  • 0900 Fri 12 November: Harold Buchanan interviews Phil Sabin
  • 1800 Fri 12 November: Designer chat on John Company with Cole and Drew Wehrle
  • 0900 Sat 13 November: Harold Buchanan interviews me
  • 1100 Sat 13 November: Panel introducing the finalists of the Zenobia Awards
  • 1300 Sat 13 November: Panel on “History as Tourism in Modern Strategy Games” panel with Liz Davidson of Beyond Solitaire
  • 1700 Sat 13 November: “Inside GMT” night with company principals and designers
  • plus demos of various upcoming games I’m especially interested in (Cross-Bronx Expressway, In the Shadows, Order and Opportunity, The British Way, and various Zenobia Award finalists) throughout the weekend.

Hope you will join us!

Livestream: discussion on Civilian Victimization (Wargame Ethics #1)

At 2000 GMT Sunday November 7, Fred Serval will host a discussion between him, myself, Javier Romero, John Poniske and Tomislav Cipcic (sorry, I don’t know how to get the characters to show up!) on the topic of civilian victimization in wargames, and how it shows up or more often is merely elided. Habitues of this blog probably recognize all these names and the very good games they have designed that include this aspect of warfare.

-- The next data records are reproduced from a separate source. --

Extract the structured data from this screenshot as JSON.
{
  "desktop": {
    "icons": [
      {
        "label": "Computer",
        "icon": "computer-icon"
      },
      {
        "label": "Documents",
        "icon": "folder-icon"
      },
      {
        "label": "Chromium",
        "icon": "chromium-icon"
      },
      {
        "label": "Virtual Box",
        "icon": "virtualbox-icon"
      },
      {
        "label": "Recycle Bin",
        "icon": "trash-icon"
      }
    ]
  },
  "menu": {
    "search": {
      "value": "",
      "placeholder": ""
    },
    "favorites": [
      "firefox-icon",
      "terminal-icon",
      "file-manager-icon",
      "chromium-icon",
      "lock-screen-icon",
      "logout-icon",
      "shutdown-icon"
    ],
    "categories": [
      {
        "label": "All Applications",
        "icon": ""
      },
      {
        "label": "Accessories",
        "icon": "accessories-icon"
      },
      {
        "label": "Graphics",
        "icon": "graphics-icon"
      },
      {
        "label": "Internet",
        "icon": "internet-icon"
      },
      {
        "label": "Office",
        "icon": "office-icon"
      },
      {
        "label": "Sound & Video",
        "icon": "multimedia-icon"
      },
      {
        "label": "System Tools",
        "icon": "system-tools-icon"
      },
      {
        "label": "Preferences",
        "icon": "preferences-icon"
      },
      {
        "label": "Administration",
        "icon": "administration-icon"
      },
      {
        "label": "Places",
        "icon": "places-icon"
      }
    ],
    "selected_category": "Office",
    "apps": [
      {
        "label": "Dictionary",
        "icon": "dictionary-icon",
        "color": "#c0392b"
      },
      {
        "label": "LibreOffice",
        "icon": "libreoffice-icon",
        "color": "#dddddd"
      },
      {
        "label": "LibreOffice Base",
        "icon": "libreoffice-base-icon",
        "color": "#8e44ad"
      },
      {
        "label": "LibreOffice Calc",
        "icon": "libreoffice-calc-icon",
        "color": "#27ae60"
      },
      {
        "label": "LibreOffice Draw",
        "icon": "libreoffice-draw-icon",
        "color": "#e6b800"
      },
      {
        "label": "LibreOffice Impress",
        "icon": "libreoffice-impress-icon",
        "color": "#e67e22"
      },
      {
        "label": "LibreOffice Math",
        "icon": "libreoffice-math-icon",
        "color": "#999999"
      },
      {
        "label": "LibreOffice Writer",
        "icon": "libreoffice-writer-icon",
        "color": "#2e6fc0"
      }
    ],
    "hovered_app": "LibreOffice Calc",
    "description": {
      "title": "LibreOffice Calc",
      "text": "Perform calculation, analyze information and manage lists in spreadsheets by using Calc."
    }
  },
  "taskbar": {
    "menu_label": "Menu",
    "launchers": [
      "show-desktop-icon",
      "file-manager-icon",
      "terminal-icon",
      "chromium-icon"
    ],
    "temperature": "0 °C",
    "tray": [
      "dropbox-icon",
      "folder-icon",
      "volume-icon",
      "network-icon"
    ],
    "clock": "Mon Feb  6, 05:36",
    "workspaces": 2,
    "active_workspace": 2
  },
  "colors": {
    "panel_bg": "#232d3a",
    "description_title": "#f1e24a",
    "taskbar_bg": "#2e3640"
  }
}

Loose list of topics we will discuss:

– Introduction: presenting participants, why the topic is important, what is the panel’s objective
– Part 1: why should wargames represent civilian victimization? Forms of victimization, the risk of whitewashing history, limits of the ludic medium etc.
– Part 2 : how to depict those effects? The role of the player, the effect on the game’s dynamics, choices beyond pure strategy & player experience etc.
– Conclusion : final thoughts and opinion on future topics.

Hope you can join us, or have a listen after the fact!

Compass Games: titles on sale!

Compass Games has launched its holiday catalog sale!

Many nice deals, but of more interest to my Dear Readers:

Paper Wars #84 with Finnish Civil War, marked down to $25.00

Brief Border Wars reduced to $45.00 (that’s less than $12 a game, friends!)

No coupon code required and prices are good until January 25, 2022.

See this and all the other on-sale goodies at https://compassgamesbucket.s3.us-east-2.amazonaws.com/downloads/Compass+catalog+2021+web+optimized.pdf

Podcast: History and Games Lab, episode #12

Recently I sat down with Eduard Gafton, of the History and Games Laboratory at the University of Edinburgh, to talk about many things – we talk about the origins of some of my game designs and how I got into game design, and focus on Brief Border Wars and the issues involved in designing games on sensitive and controversial topics (A Distant Plain gets a look in, of course).

A great podcast and some very good questions came up!

I’m in very good company on this podcast… earlier guests in the series include Cole Wehrle, Tomislav Cipcic, Volko Ruhnke and Lewis Pulsipher.

https://player.fm/series/history-games-lab-podcast-university-of-edinburgh